First Advisor

Susannah Howe

Document Type

Honors Project

Degree Name

Bachelor of Science




Rotomold, Mold, Rotation, Biaxial, Motion, Plastics, Even material, Hollow, Rotational molding of plastics, Machine design


The goal of this project was to design and manufacture a functioning rotomold machine for use in small scale rotomolding applications. The project was inspired by and has immediate application to the design clinic team project sponsored by Coleman School and the Elizabeth Seton Pediatric Center (CS/ESPC) to design baby dolls. A rotomold machine is a type of manufacturing equipment that uses a biaxial motion of a heated hollow mold to disperse material evenly around the walls of a mold, forming a hollow part. This manufacturing method is best used to produce hollow, seamless parts, of different sizes and shapes, with uniform wall thicknesses. I began this process by researching mold casting processes, their benefits, and their specific uses. This was beneficial in understanding what casting process was most useful to our design clinic project and understanding the advantages and disadvantages of each process for making a certain product. After identifying the rotomolder as the best option, I was able to learn more deeply about the manufacturing process through a visit to Pelican Productions, South Deerfield MA. I then investigated and evaluated lower fidelity manufactured rotomold machines that previous engineers had implemented in order to replicate the process of a rotomold machine. Using these previous designs, I developed design considerations based on the needs of my primary client, Eric Jensen, from the Center of Design and Fabrication at Smith College. Based on these design requirements, I designed a 3D model in SolidWorks, using CAD files of materials from 80/ 20 and McMaster Carr. The design was constructed using the materials and verified using casts of baby doll heads from my design clinic project.

This report outlines the motivation for a customizable rotomold machine, the design requirements used to model the 3D design, the design process, comprehensive design development documentation including, sketches, drawings and final 3D CAD model along with the construction process. This design was then verified against design requirements, tested and was used in the manufacturing of all baby dolls for my design clinic project. Lastly, the rotomold machine is handed over to Eric Jensen in the CDF for future research and refinement.


2018 Shaneil Joy Lafayette. Access limited to the Smith College community and other researchers while on campus. Smith College community members also may access from off-campus using a Smith College log-in. Other off-campus researchers may request a copy through Interlibrary Loan for personal use

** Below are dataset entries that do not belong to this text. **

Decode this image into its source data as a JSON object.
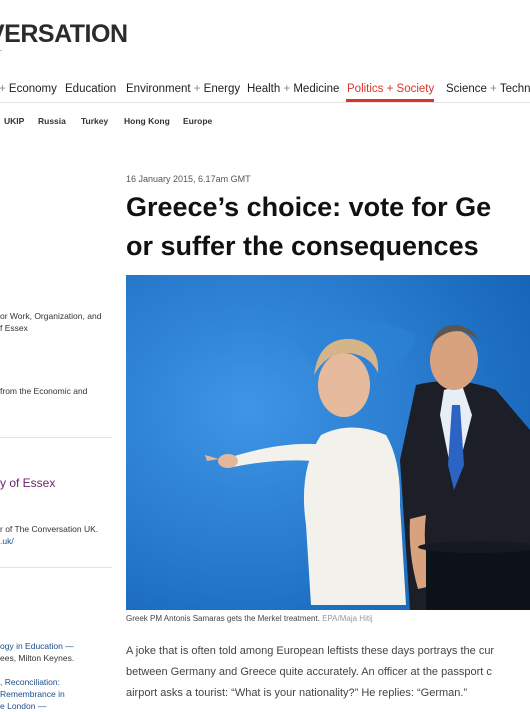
{
  "header": {
    "logo_text": "VERSATION"
  },
  "nav": {
    "items": [
      {
        "label": "+ Economy"
      },
      {
        "label": "Education"
      },
      {
        "label": "Environment + Energy"
      },
      {
        "label": "Health + Medicine"
      },
      {
        "label": "Politics + Society",
        "active": true
      },
      {
        "label": "Science + Techno"
      }
    ]
  },
  "subnav": {
    "items": [
      "UKIP",
      "Russia",
      "Turkey",
      "Hong Kong",
      "Europe"
    ]
  },
  "sidebar": {
    "author_role_line1": "or Work, Organization, and",
    "author_role_line2": "f Essex",
    "funding_line1": "from the Economic and",
    "institution": "y of Essex",
    "partner_line1": "r of The Conversation UK.",
    "partner_line2": ".uk/",
    "related_1_line1": "ogy in Education —",
    "related_1_line2": "ees, Milton Keynes.",
    "related_2_line1": ", Reconciliation:",
    "related_2_line2": "Remembrance in",
    "related_2_line3": "e London —"
  },
  "article": {
    "date": "16 January 2015, 6.17am GMT",
    "headline_line1": "Greece’s choice: vote for Ge",
    "headline_line2": "or suffer the consequences",
    "caption": "Greek PM Antonis Samaras gets the Merkel treatment.",
    "caption_credit": "EPA/Maja Hitij",
    "body_line1": "A joke that is often told among European leftists these days portrays the cur",
    "body_line2": "between Germany and Greece quite accurately. An officer at the passport c",
    "body_line3": "airport asks a tourist: “What is your nationality?” He replies: “German.”"
  },
  "colors": {
    "accent": "#d8352a",
    "photo_background": "#1e73c8",
    "institution": "#6b1f6b"
  }
}
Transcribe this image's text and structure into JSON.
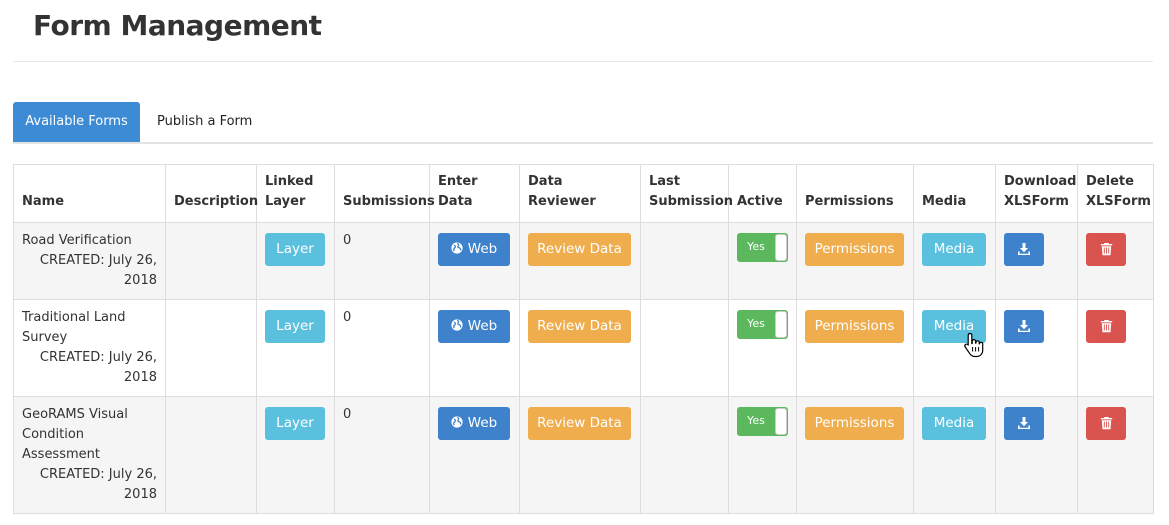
{
  "page": {
    "title": "Form Management"
  },
  "tabs": [
    {
      "label": "Available Forms",
      "active": true
    },
    {
      "label": "Publish a Form",
      "active": false
    }
  ],
  "table": {
    "headers": {
      "name": "Name",
      "description": "Description",
      "linked_layer": "Linked Layer",
      "submissions": "Submissions",
      "enter_data": "Enter Data",
      "data_reviewer": "Data Reviewer",
      "last_submission": "Last Submission",
      "active": "Active",
      "permissions": "Permissions",
      "media": "Media",
      "download": "Download XLSForm",
      "delete": "Delete XLSForm"
    },
    "rows": [
      {
        "name": "Road Verification",
        "created": "CREATED: July 26, 2018",
        "description": "",
        "layer_label": "Layer",
        "submissions": "0",
        "web_label": "Web",
        "review_label": "Review Data",
        "last_submission": "",
        "active_label": "Yes",
        "permissions_label": "Permissions",
        "media_label": "Media"
      },
      {
        "name": "Traditional Land Survey",
        "created": "CREATED: July 26, 2018",
        "description": "",
        "layer_label": "Layer",
        "submissions": "0",
        "web_label": "Web",
        "review_label": "Review Data",
        "last_submission": "",
        "active_label": "Yes",
        "permissions_label": "Permissions",
        "media_label": "Media"
      },
      {
        "name": "GeoRAMS Visual Condition Assessment",
        "created": "CREATED: July 26, 2018",
        "description": "",
        "layer_label": "Layer",
        "submissions": "0",
        "web_label": "Web",
        "review_label": "Review Data",
        "last_submission": "",
        "active_label": "Yes",
        "permissions_label": "Permissions",
        "media_label": "Media"
      }
    ]
  },
  "icons": {
    "web": "globe-icon",
    "download": "download-icon",
    "delete": "trash-icon",
    "cursor": "hand-pointer-icon"
  },
  "colors": {
    "primary": "#3e82cc",
    "tab_active": "#3e8bd5",
    "info": "#5bc0de",
    "warning": "#f0ad4e",
    "success": "#5cb85c",
    "danger": "#d9534f"
  }
}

27 pages : color illustrations. Includes bibliographical references (page 27)